On Tuesday a group of Mums and toddlers were taken to Asakusabashi earlier by WaNavi and introduced to the Hinamatsuri Festival and shown around three of the biggest doll shops there. Asakusabashi is known as the “Town of Dolls” as the main street leads straight up to the famous Sensoji Temple and a lot of the stores there sell the dolls.
We reached the area along the Toei Asakusa Line and came out at exit A3 of Asakusabashi station where we met our guide. The shops are on either side of the road within 300m of the station.
Hinamatsuri or Girls Day is the festival of the hina (meaning ‘small and lovely’) dolls and is celebrated on 3 March.
It is a festival where a family give good wishes for the health and happiness of the girls in their lives.
The original idea was introduced from China before the 8th century, where paper dolls symbolising the children were set afloat on a river to carry away evil spirits. Nobles merged the ritual with young girls doll play called ‘Play of Hiina’ and so the hina dolls replaced the paper dolls. The custom of displaying the dolls grew in the Edo era although some parts of Japan such as the Tottori prefecture still set paper dolls afloat straw boats.
According to the lunar calendar, the peach trees are in full bloom on 3 March and it is for this reason that it is also known as the ‘Peach Festival’ or Momo-no-Sekku. The peach trees are supposed to drive out bad luck and so all the displays have examples of peach trees on them. As a keen gardener, I was fascintaed with the detail that went into these peach blossom branches as it was only when I got close up could I see that they were made of fabric.
When a girl is born into a family, the maternal grandparents will buy a set of hina dolls for her which are her own. The dolls are seen as good luck charms and take on accidents and sickness for the girls. As a result there is no sharing of the dolls, passing on, vintage or selling of second-hand dolls.

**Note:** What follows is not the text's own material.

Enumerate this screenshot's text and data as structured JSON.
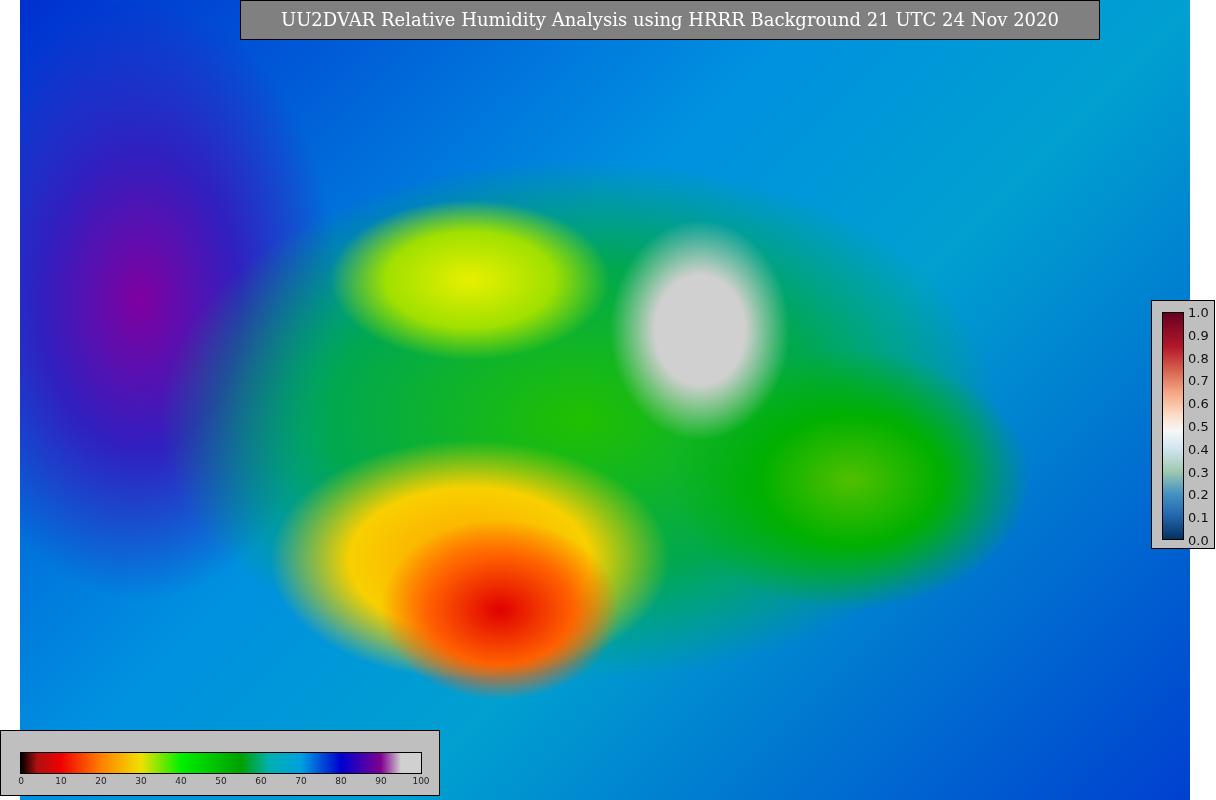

The dolls are put on display between the Setsuban festival (3rd February) and the middle of February. Food such as Chirashi-zushi (sushi mixed with vegetables over rice), Hamaguri soup (clam soup) and Hishimochi (diamond shaped rice cake) are enjoyed by families and friends during this festival, wishing the girl’s happiness and bright future. As with much of Japanese food, the shapes and colors all have meaning to them. Food is also represented on the Hina display (hishimochi) and holds symbolic significance. It is represented, in the tradition of the court, by the three court ladies serving tea.
There are four types of dolls:
These are made from tightly bound straw and each layer of the kimono is tailored and put onto the doll. The face is lean and grown up looking and are the most common type.
The body is made of pressed Paulownia-wood powder with slits where each pice of kimono fabric is inserted. The faces are rounder- more child like- and they have a softer expression.
Tachi means to stand and these standing dolls are only of the emperor and empress. These are the original type of hina dolls and have their origins in the floating paper dolls.
A hanging display of small fabric decorations that mothers and grandmothers make for their daughters. The decorations represent the items that the girls will need or enjoy in life.
There are three main types of displays:
The tiered display can have 7, 5 or 3 tiers with up to 10 or 15 dolls. Each tier has a particular set of dolls or accessories that go on it. The tiered displays need a large space for displaying and storage.
This is a display of only the Emperor and Empress. It is easier to display and store as it is flatter and more compact and some sets display platform also double as the storage box.
These sets are in an acrylic case. They are the easiest to set up, store and maintain.. There is no worry about the dolls getting dusty.
The dolls are put away on after the 3rd March, but very soon afterwards as it is believed that if the dolls are left out after the 4 March, the girl that they are representing will not get married when she is older. Nothing like adding to the mother’s guilt!
Dolls that are no longer wanted are taken to a shrine or temple for a memorial service, where the priests will bless the dolls or chant a sutra and then the dolls are incinerated together. Meiji Jingu Shrine holds its memorial service in October.
It was a very interesting trip and great to get the information behind the festival and see the dolls. Thankfully the toddlers all behaved themselves, generally listening to J telling them in a very stern voice saying “Dont Touch. As the prices for the dolls started at about Y32,000, we mums were in complete agreement with him!